What you are asked to do:
An identical copy of all the entries is the required result.

---

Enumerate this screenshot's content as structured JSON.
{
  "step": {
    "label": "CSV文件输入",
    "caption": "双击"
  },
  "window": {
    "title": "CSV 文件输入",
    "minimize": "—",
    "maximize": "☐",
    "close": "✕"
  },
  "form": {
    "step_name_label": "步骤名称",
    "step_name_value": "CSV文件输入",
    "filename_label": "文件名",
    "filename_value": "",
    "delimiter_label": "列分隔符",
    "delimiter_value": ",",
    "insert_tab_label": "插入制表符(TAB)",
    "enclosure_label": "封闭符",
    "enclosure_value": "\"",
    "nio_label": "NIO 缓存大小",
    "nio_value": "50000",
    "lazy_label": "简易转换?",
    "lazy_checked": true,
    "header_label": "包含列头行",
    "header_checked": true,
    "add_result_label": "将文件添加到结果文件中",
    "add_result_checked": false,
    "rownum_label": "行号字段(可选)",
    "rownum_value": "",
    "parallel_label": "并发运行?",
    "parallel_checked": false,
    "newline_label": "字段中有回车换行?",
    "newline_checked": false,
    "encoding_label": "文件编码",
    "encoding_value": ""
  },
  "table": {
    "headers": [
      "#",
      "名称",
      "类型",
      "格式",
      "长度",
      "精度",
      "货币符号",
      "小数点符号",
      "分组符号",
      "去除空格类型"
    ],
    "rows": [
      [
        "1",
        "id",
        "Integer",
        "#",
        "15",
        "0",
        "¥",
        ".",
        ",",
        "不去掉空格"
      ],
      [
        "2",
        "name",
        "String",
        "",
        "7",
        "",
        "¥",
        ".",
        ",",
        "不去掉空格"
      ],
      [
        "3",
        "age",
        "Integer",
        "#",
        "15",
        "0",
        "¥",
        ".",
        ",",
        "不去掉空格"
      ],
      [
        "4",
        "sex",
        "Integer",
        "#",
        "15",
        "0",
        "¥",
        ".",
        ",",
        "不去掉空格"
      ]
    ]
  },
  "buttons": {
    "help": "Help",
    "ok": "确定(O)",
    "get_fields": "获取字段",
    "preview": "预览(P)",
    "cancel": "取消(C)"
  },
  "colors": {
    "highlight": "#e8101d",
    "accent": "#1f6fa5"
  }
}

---

Output for this exercise:
Enumerate this screenshot's content as structured JSON.
{
  "step": {
    "label": "CSV文件输入",
    "caption": "双击"
  },
  "window": {
    "title": "CSV 文件输入",
    "minimize": "—",
    "maximize": "☐",
    "close": "✕"
  },
  "form": {
    "step_name_label": "步骤名称",
    "step_name_value": "CSV文件输入",
    "filename_label": "文件名",
    "filename_value": "",
    "delimiter_label": "列分隔符",
    "delimiter_value": ",",
    "insert_tab_label": "插入制表符(TAB)",
    "enclosure_label": "封闭符",
    "enclosure_value": "\"",
    "nio_label": "NIO 缓存大小",
    "nio_value": "50000",
    "lazy_label": "简易转换?",
    "lazy_checked": true,
    "header_label": "包含列头行",
    "header_checked": true,
    "add_result_label": "将文件添加到结果文件中",
    "add_result_checked": false,
    "rownum_label": "行号字段(可选)",
    "rownum_value": "",
    "parallel_label": "并发运行?",
    "parallel_checked": false,
    "newline_label": "字段中有回车换行?",
    "newline_checked": false,
    "encoding_label": "文件编码",
    "encoding_value": ""
  },
  "table": {
    "headers": [
      "#",
      "名称",
      "类型",
      "格式",
      "长度",
      "精度",
      "货币符号",
      "小数点符号",
      "分组符号",
      "去除空格类型"
    ],
    "rows": [
      [
        "1",
        "id",
        "Integer",
        "#",
        "15",
        "0",
        "¥",
        ".",
        ",",
        "不去掉空格"
      ],
      [
        "2",
        "name",
        "String",
        "",
        "7",
        "",
        "¥",
        ".",
        ",",
        "不去掉空格"
      ],
      [
        "3",
        "age",
        "Integer",
        "#",
        "15",
        "0",
        "¥",
        ".",
        ",",
        "不去掉空格"
      ],
      [
        "4",
        "sex",
        "Integer",
        "#",
        "15",
        "0",
        "¥",
        ".",
        ",",
        "不去掉空格"
      ]
    ]
  },
  "buttons": {
    "help": "Help",
    "ok": "确定(O)",
    "get_fields": "获取字段",
    "preview": "预览(P)",
    "cancel": "取消(C)"
  },
  "colors": {
    "highlight": "#e8101d",
    "accent": "#1f6fa5"
  }
}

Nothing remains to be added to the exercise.